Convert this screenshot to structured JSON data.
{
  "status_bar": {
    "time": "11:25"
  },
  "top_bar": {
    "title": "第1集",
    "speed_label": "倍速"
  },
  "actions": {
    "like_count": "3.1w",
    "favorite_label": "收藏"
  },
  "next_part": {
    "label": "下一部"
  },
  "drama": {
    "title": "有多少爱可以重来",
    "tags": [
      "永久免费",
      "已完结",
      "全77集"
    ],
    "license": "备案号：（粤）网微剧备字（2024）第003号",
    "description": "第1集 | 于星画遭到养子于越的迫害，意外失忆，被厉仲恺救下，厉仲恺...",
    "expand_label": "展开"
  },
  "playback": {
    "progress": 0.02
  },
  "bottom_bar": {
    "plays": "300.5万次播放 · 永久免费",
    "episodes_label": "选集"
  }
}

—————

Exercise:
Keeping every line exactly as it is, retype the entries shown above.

Answer box:
Convert this screenshot to structured JSON data.
{
  "status_bar": {
    "time": "11:25"
  },
  "top_bar": {
    "title": "第1集",
    "speed_label": "倍速"
  },
  "actions": {
    "like_count": "3.1w",
    "favorite_label": "收藏"
  },
  "next_part": {
    "label": "下一部"
  },
  "drama": {
    "title": "有多少爱可以重来",
    "tags": [
      "永久免费",
      "已完结",
      "全77集"
    ],
    "license": "备案号：（粤）网微剧备字（2024）第003号",
    "description": "第1集 | 于星画遭到养子于越的迫害，意外失忆，被厉仲恺救下，厉仲恺...",
    "expand_label": "展开"
  },
  "playback": {
    "progress": 0.02
  },
  "bottom_bar": {
    "plays": "300.5万次播放 · 永久免费",
    "episodes_label": "选集"
  }
}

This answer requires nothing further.